The Voyages and Adventures of Thor Heyerdahl

Thor Heyerdahl – explorer or showman:

Norwegian adventurer Thor Heyerdahl’s experimental sea voyages in traditionallybuilt papyrus reed or balsa wood boats were not to prove that ancient man had crossed the oceans of the world, but that they had the capability to do so. His views on colonisation by way of the oceans are still often misunderstood. Heyerdahl was usually lumped in with the new age writers even though he scorned that discipline for their misuse and abuse of archaeology while at the same time often criticising academics for not reaching out beyond their scientific paradigms.

Heyerdahl was an anthropologist and explorer. Born in Larvik, Norway, 1914, he first came to fame when in 1947, he and a group of men sailed from Peru to Polynesia in the balsa-wood raft called Kon-Tiki. He had wanted to investigate whether Polynesian myths about settlers from the East were true. The Kon-Tiki did make it westward to Polynesia, but whether or not ancient Peruvians did sail there would need further archaeological examination. Next, in 1969, Heyerdahl contested the fact that traditional reed boats could only sail on rivers. From Morocco, he used the papyrus-reed boat Ra I to keep him afloat in the ocean for months, rather than the days or weeks that the experts had predicted. In the following year, he sailed in Ra II from Morocco to Barbados. Again, while proving the concept that ancient boats could have crossed the Atlantic, the jury was still out on whether they did. Such voyages gave ammunition to his detractors that he was trying to prove that Egyptians had crossed the ocean and taught the New Worlders how to build pyramids. This was far from the truth, though Heyerdahl did believe that the reed boat was important in spreading ancient culture.

Heyerdahl’s expeditions to Easter Island and the Galapagos in the 1950s found evidence that prePolynesian and preInca societies, respectively, had at least landed on these islands. One of Heyerdahl’s lesser known projects had been his work at Tucume from 1988-1993. Tucume, in northern Peru, is a complex of twenty-six pyramids, the biggest in South America. Heyerdahl helped investigate and uncover the history of the Pre-Inca site including the fact that they had sailing technology and had contact with Easter Island. Heyerdahl’s theories, excavations, and voyages could prove that the Pacific and Atlantic were indeed highways for culture for much longer than generally thought.

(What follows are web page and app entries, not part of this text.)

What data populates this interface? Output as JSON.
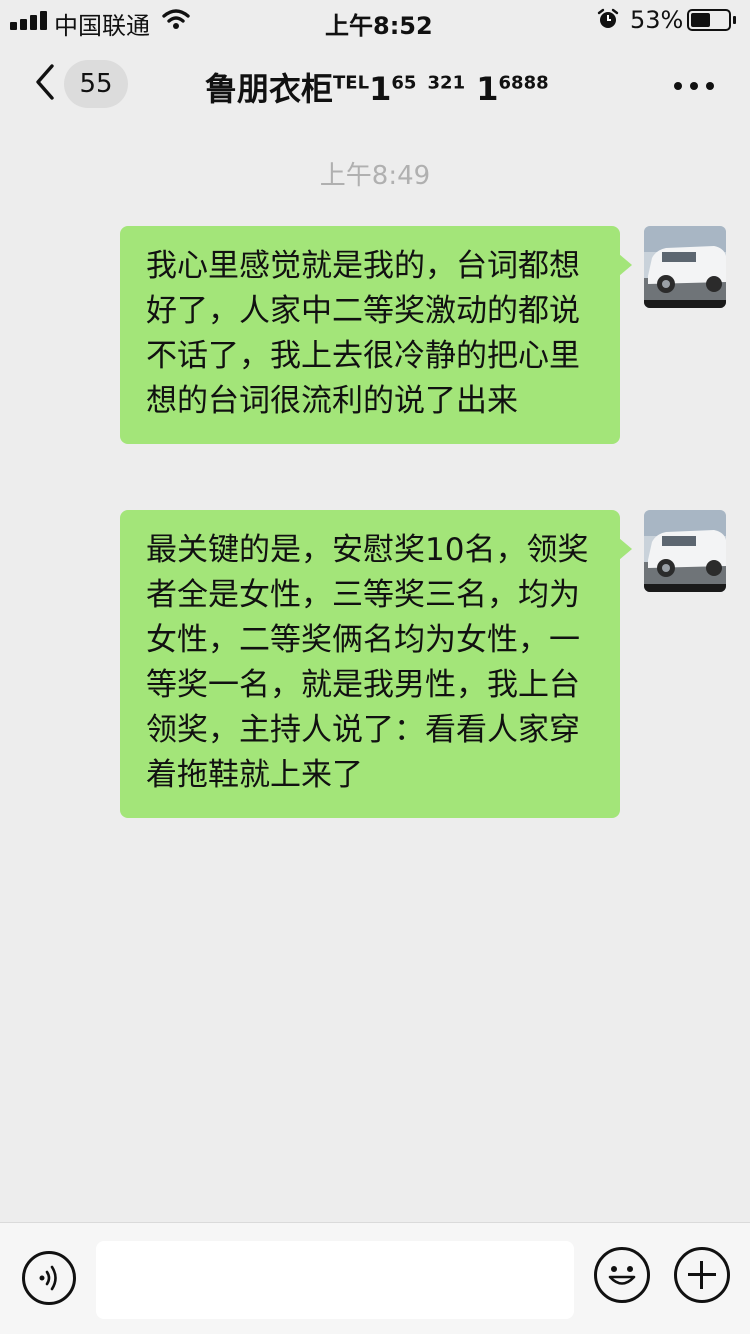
{
  "status_bar": {
    "carrier": "中国联通",
    "time": "上午8:52",
    "battery_percent": "53%",
    "battery_level": 0.53,
    "icons": [
      "signal-icon",
      "wifi-icon",
      "alarm-icon",
      "battery-icon"
    ]
  },
  "header": {
    "unread_count": "55",
    "title_main": "鲁朋衣柜",
    "title_tel": "TEL",
    "title_1": "1",
    "title_65": "65",
    "title_321": "321",
    "title_1b": "1",
    "title_6888": "6888",
    "icons": [
      "back-chevron-icon",
      "more-dots-icon"
    ]
  },
  "chat": {
    "timestamp": "上午8:49",
    "messages": [
      {
        "sender": "self",
        "text": "我心里感觉就是我的，台词都想好了，人家中二等奖激动的都说不话了，我上去很冷静的把心里想的台词很流利的说了出来"
      },
      {
        "sender": "self",
        "text": "最关键的是，安慰奖10名，领奖者全是女性，三等奖三名，均为女性，二等奖俩名均为女性，一等奖一名，就是我男性，我上台领奖，主持人说了：看看人家穿着拖鞋就上来了"
      }
    ]
  },
  "input_bar": {
    "input_value": "",
    "icons": [
      "voice-icon",
      "emoji-icon",
      "add-icon"
    ]
  },
  "colors": {
    "background": "#ededed",
    "bubble_self": "#a3e579",
    "timestamp_text": "#b0b0b0",
    "badge_bg": "#dcdcdc"
  }
}
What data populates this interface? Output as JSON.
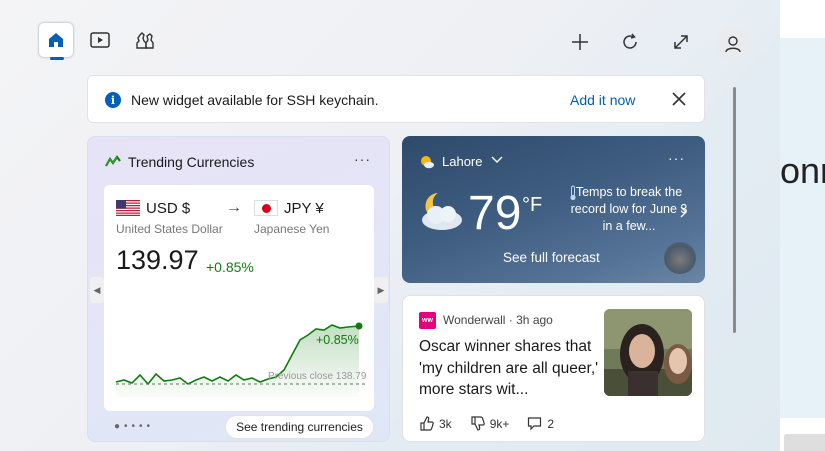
{
  "toolbar": {
    "home": "home-icon",
    "video": "play-icon",
    "games": "chess-icon",
    "add": "plus-icon",
    "refresh": "refresh-icon",
    "expand": "expand-icon",
    "profile": "person-icon"
  },
  "notice": {
    "message": "New widget available for SSH keychain.",
    "action": "Add it now"
  },
  "currency": {
    "title": "Trending Currencies",
    "from_code": "USD $",
    "from_name": "United States Dollar",
    "to_code": "JPY ¥",
    "to_name": "Japanese Yen",
    "rate": "139.97",
    "change": "+0.85%",
    "chart_change": "+0.85%",
    "previous_close": "Previous close 138.79",
    "see_more": "See trending currencies",
    "chart_color": "#107c10"
  },
  "weather": {
    "location": "Lahore",
    "temperature": "79",
    "unit": "°F",
    "headline": "Temps to break the record low for June 3 in a few...",
    "forecast": "See full forecast"
  },
  "news": {
    "source": "Wonderwall · 3h ago",
    "source_logo": "ww",
    "headline": "Oscar winner shares that 'my children are all queer,' more stars wit...",
    "likes": "3k",
    "dislikes": "9k+",
    "comments": "2"
  },
  "background_text": "onr",
  "colors": {
    "accent": "#005fb8",
    "positive": "#107c10"
  }
}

The Foundation for Exploration on Cultural Origins (FERCO), which Heyerdahl was a part of, was set up to investigate the climatic and cultural changes around 3000 BC’. During that time Mesopotamia, Egypt, the Mayans and Hindu among others all either started upon the road to civilisation or their calendars began at that time. It is an attempt at trying to piece together a history of man relating to specific environmental periods. Heyerdahl was certainly no showboating New Ager. He wanted to spark debate and understand ancient man and his technology. Heyerdahl’s work, over the years, had also taken him to The Maldives, the Tigris River, and the Canary Islands, among other places, all in the pursuit of knowledge about ancient man’s technological and exploration capabilities. Thor Heyerdahl died, aged 87, in 2002, the Norwegian government honoring him with a State Funeral.

Thor Heyerdahl was a showman in a way, popularising ancient history, but it was also to highlight and discover important aspects of ancient life. There are not many adventurers or explorers in his mould today. Nowadays, anyone attempting to do what he did or some other grandiose expedition would be accompanied by a whole film crew and be filmed like a reality TV programme for self-promotion. Heyerdahl was a practical explorer and anthropologist willing to answer his own questions and physically pull it off. We may never encounter his like again.


Heyerdahl, T. 2000. In The Footsteps of Adam. London: Little, Brown & Company.

Heyerdahl, T., Sandweiss, D.H. & Narvaez, A.1995. Pyramids of Tucume. London: Thames and Hudson.